The full set of lines below has to be written out again exactly.
DATA FOR THIS TASK START
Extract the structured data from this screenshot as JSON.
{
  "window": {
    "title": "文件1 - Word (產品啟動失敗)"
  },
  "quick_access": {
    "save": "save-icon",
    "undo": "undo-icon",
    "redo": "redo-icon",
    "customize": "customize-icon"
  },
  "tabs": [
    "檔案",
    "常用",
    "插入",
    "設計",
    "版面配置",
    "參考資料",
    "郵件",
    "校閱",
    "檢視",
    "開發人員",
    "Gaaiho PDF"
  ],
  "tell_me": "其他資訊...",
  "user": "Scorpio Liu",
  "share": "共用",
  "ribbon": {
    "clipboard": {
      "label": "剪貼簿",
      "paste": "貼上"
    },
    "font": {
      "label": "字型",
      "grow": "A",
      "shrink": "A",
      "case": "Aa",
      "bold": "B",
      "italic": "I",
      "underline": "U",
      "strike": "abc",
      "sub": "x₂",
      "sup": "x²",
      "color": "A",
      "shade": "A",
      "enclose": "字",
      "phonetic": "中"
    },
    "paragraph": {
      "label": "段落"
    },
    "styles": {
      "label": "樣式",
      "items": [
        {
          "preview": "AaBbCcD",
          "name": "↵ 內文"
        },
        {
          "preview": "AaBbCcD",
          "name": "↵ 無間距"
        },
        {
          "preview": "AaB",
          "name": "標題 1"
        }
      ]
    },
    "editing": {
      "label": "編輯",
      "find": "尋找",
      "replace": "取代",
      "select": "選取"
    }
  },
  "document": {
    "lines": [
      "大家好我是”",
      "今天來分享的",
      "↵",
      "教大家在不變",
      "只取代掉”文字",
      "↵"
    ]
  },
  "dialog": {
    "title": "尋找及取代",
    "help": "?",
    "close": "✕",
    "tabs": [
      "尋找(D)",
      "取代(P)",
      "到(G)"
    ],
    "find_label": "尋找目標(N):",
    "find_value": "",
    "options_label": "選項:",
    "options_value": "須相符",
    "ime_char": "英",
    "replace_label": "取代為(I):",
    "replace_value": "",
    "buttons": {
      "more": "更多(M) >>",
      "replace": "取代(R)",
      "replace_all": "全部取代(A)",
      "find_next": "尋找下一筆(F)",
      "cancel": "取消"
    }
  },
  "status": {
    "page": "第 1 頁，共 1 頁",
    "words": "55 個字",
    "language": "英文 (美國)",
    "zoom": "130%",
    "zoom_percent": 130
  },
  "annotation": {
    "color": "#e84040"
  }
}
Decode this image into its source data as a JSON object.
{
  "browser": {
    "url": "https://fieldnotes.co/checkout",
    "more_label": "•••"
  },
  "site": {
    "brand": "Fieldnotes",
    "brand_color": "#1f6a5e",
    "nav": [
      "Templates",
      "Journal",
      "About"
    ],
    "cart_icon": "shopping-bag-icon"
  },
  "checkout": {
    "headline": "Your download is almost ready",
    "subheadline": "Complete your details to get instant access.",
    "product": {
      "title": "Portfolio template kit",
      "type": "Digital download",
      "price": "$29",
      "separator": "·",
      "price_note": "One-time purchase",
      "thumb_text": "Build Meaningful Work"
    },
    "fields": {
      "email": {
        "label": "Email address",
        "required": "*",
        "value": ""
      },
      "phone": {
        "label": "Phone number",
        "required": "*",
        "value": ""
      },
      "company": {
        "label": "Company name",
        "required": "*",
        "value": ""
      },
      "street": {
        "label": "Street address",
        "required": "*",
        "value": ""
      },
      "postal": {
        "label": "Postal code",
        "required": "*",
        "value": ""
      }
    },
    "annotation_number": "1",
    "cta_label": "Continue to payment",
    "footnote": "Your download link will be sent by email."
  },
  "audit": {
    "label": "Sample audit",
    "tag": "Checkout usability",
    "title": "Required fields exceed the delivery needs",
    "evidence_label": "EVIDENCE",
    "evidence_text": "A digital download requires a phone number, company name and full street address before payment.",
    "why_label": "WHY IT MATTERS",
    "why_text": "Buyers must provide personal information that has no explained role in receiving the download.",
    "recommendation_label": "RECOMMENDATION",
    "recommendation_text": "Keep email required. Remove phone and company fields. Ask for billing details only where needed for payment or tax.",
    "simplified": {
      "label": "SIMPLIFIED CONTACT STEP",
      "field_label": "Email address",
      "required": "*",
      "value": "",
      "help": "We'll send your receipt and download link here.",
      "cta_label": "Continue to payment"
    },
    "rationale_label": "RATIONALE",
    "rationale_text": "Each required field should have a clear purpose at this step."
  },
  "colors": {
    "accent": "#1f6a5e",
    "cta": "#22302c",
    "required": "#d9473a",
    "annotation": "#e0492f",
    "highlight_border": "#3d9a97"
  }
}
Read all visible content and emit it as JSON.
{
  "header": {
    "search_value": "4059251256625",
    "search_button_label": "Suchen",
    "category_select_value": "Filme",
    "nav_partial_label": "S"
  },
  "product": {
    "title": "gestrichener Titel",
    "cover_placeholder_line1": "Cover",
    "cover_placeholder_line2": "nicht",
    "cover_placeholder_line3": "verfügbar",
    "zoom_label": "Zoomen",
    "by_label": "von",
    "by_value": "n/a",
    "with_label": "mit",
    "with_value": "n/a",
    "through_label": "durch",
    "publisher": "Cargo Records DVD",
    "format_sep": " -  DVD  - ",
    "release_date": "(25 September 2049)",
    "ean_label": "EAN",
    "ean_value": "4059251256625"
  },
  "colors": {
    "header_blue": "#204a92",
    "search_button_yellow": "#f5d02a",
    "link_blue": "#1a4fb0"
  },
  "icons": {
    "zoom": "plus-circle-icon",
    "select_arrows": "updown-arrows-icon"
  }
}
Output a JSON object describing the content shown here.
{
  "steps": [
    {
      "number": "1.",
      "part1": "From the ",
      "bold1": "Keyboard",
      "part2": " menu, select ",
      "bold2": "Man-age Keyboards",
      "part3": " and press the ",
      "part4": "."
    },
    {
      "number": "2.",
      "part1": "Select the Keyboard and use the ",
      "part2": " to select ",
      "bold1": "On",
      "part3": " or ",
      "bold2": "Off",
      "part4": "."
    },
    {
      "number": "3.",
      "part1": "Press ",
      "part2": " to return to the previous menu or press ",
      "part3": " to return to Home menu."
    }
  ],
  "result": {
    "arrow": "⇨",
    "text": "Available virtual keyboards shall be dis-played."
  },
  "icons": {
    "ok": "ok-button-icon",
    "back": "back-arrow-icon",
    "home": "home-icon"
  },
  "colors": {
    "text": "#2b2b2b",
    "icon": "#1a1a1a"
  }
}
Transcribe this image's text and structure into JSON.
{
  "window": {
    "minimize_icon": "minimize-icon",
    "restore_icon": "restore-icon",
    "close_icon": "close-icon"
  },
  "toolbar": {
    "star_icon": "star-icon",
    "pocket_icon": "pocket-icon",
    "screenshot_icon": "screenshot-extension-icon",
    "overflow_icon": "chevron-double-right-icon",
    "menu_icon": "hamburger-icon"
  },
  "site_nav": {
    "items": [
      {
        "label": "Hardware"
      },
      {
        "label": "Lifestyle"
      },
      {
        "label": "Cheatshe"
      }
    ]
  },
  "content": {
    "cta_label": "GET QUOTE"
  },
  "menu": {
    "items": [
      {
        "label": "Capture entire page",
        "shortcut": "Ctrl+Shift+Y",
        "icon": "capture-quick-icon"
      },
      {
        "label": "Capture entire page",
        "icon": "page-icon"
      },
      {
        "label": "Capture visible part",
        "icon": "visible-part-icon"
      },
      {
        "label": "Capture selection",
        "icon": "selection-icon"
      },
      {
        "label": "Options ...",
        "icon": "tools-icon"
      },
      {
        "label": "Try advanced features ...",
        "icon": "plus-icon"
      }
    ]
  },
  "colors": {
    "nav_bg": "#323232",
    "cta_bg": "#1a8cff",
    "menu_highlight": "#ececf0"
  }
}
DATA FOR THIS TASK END
> WRITTEN RESPONSE:
Extract the structured data from this screenshot as JSON.
{
  "window": {
    "title": "文件1 - Word (產品啟動失敗)"
  },
  "quick_access": {
    "save": "save-icon",
    "undo": "undo-icon",
    "redo": "redo-icon",
    "customize": "customize-icon"
  },
  "tabs": [
    "檔案",
    "常用",
    "插入",
    "設計",
    "版面配置",
    "參考資料",
    "郵件",
    "校閱",
    "檢視",
    "開發人員",
    "Gaaiho PDF"
  ],
  "tell_me": "其他資訊...",
  "user": "Scorpio Liu",
  "share": "共用",
  "ribbon": {
    "clipboard": {
      "label": "剪貼簿",
      "paste": "貼上"
    },
    "font": {
      "label": "字型",
      "grow": "A",
      "shrink": "A",
      "case": "Aa",
      "bold": "B",
      "italic": "I",
      "underline": "U",
      "strike": "abc",
      "sub": "x₂",
      "sup": "x²",
      "color": "A",
      "shade": "A",
      "enclose": "字",
      "phonetic": "中"
    },
    "paragraph": {
      "label": "段落"
    },
    "styles": {
      "label": "樣式",
      "items": [
        {
          "preview": "AaBbCcD",
          "name": "↵ 內文"
        },
        {
          "preview": "AaBbCcD",
          "name": "↵ 無間距"
        },
        {
          "preview": "AaB",
          "name": "標題 1"
        }
      ]
    },
    "editing": {
      "label": "編輯",
      "find": "尋找",
      "replace": "取代",
      "select": "選取"
    }
  },
  "document": {
    "lines": [
      "大家好我是”",
      "今天來分享的",
      "↵",
      "教大家在不變",
      "只取代掉”文字",
      "↵"
    ]
  },
  "dialog": {
    "title": "尋找及取代",
    "help": "?",
    "close": "✕",
    "tabs": [
      "尋找(D)",
      "取代(P)",
      "到(G)"
    ],
    "find_label": "尋找目標(N):",
    "find_value": "",
    "options_label": "選項:",
    "options_value": "須相符",
    "ime_char": "英",
    "replace_label": "取代為(I):",
    "replace_value": "",
    "buttons": {
      "more": "更多(M) >>",
      "replace": "取代(R)",
      "replace_all": "全部取代(A)",
      "find_next": "尋找下一筆(F)",
      "cancel": "取消"
    }
  },
  "status": {
    "page": "第 1 頁，共 1 頁",
    "words": "55 個字",
    "language": "英文 (美國)",
    "zoom": "130%",
    "zoom_percent": 130
  },
  "annotation": {
    "color": "#e84040"
  }
}
Decode this image into its source data as a JSON object.
{
  "browser": {
    "url": "https://fieldnotes.co/checkout",
    "more_label": "•••"
  },
  "site": {
    "brand": "Fieldnotes",
    "brand_color": "#1f6a5e",
    "nav": [
      "Templates",
      "Journal",
      "About"
    ],
    "cart_icon": "shopping-bag-icon"
  },
  "checkout": {
    "headline": "Your download is almost ready",
    "subheadline": "Complete your details to get instant access.",
    "product": {
      "title": "Portfolio template kit",
      "type": "Digital download",
      "price": "$29",
      "separator": "·",
      "price_note": "One-time purchase",
      "thumb_text": "Build Meaningful Work"
    },
    "fields": {
      "email": {
        "label": "Email address",
        "required": "*",
        "value": ""
      },
      "phone": {
        "label": "Phone number",
        "required": "*",
        "value": ""
      },
      "company": {
        "label": "Company name",
        "required": "*",
        "value": ""
      },
      "street": {
        "label": "Street address",
        "required": "*",
        "value": ""
      },
      "postal": {
        "label": "Postal code",
        "required": "*",
        "value": ""
      }
    },
    "annotation_number": "1",
    "cta_label": "Continue to payment",
    "footnote": "Your download link will be sent by email."
  },
  "audit": {
    "label": "Sample audit",
    "tag": "Checkout usability",
    "title": "Required fields exceed the delivery needs",
    "evidence_label": "EVIDENCE",
    "evidence_text": "A digital download requires a phone number, company name and full street address before payment.",
    "why_label": "WHY IT MATTERS",
    "why_text": "Buyers must provide personal information that has no explained role in receiving the download.",
    "recommendation_label": "RECOMMENDATION",
    "recommendation_text": "Keep email required. Remove phone and company fields. Ask for billing details only where needed for payment or tax.",
    "simplified": {
      "label": "SIMPLIFIED CONTACT STEP",
      "field_label": "Email address",
      "required": "*",
      "value": "",
      "help": "We'll send your receipt and download link here.",
      "cta_label": "Continue to payment"
    },
    "rationale_label": "RATIONALE",
    "rationale_text": "Each required field should have a clear purpose at this step."
  },
  "colors": {
    "accent": "#1f6a5e",
    "cta": "#22302c",
    "required": "#d9473a",
    "annotation": "#e0492f",
    "highlight_border": "#3d9a97"
  }
}
Read all visible content and emit it as JSON.
{
  "header": {
    "search_value": "4059251256625",
    "search_button_label": "Suchen",
    "category_select_value": "Filme",
    "nav_partial_label": "S"
  },
  "product": {
    "title": "gestrichener Titel",
    "cover_placeholder_line1": "Cover",
    "cover_placeholder_line2": "nicht",
    "cover_placeholder_line3": "verfügbar",
    "zoom_label": "Zoomen",
    "by_label": "von",
    "by_value": "n/a",
    "with_label": "mit",
    "with_value": "n/a",
    "through_label": "durch",
    "publisher": "Cargo Records DVD",
    "format_sep": " -  DVD  - ",
    "release_date": "(25 September 2049)",
    "ean_label": "EAN",
    "ean_value": "4059251256625"
  },
  "colors": {
    "header_blue": "#204a92",
    "search_button_yellow": "#f5d02a",
    "link_blue": "#1a4fb0"
  },
  "icons": {
    "zoom": "plus-circle-icon",
    "select_arrows": "updown-arrows-icon"
  }
}
Output a JSON object describing the content shown here.
{
  "steps": [
    {
      "number": "1.",
      "part1": "From the ",
      "bold1": "Keyboard",
      "part2": " menu, select ",
      "bold2": "Man-age Keyboards",
      "part3": " and press the ",
      "part4": "."
    },
    {
      "number": "2.",
      "part1": "Select the Keyboard and use the ",
      "part2": " to select ",
      "bold1": "On",
      "part3": " or ",
      "bold2": "Off",
      "part4": "."
    },
    {
      "number": "3.",
      "part1": "Press ",
      "part2": " to return to the previous menu or press ",
      "part3": " to return to Home menu."
    }
  ],
  "result": {
    "arrow": "⇨",
    "text": "Available virtual keyboards shall be dis-played."
  },
  "icons": {
    "ok": "ok-button-icon",
    "back": "back-arrow-icon",
    "home": "home-icon"
  },
  "colors": {
    "text": "#2b2b2b",
    "icon": "#1a1a1a"
  }
}
Transcribe this image's text and structure into JSON.
{
  "window": {
    "minimize_icon": "minimize-icon",
    "restore_icon": "restore-icon",
    "close_icon": "close-icon"
  },
  "toolbar": {
    "star_icon": "star-icon",
    "pocket_icon": "pocket-icon",
    "screenshot_icon": "screenshot-extension-icon",
    "overflow_icon": "chevron-double-right-icon",
    "menu_icon": "hamburger-icon"
  },
  "site_nav": {
    "items": [
      {
        "label": "Hardware"
      },
      {
        "label": "Lifestyle"
      },
      {
        "label": "Cheatshe"
      }
    ]
  },
  "content": {
    "cta_label": "GET QUOTE"
  },
  "menu": {
    "items": [
      {
        "label": "Capture entire page",
        "shortcut": "Ctrl+Shift+Y",
        "icon": "capture-quick-icon"
      },
      {
        "label": "Capture entire page",
        "icon": "page-icon"
      },
      {
        "label": "Capture visible part",
        "icon": "visible-part-icon"
      },
      {
        "label": "Capture selection",
        "icon": "selection-icon"
      },
      {
        "label": "Options ...",
        "icon": "tools-icon"
      },
      {
        "label": "Try advanced features ...",
        "icon": "plus-icon"
      }
    ]
  },
  "colors": {
    "nav_bg": "#323232",
    "cta_bg": "#1a8cff",
    "menu_highlight": "#ececf0"
  }
}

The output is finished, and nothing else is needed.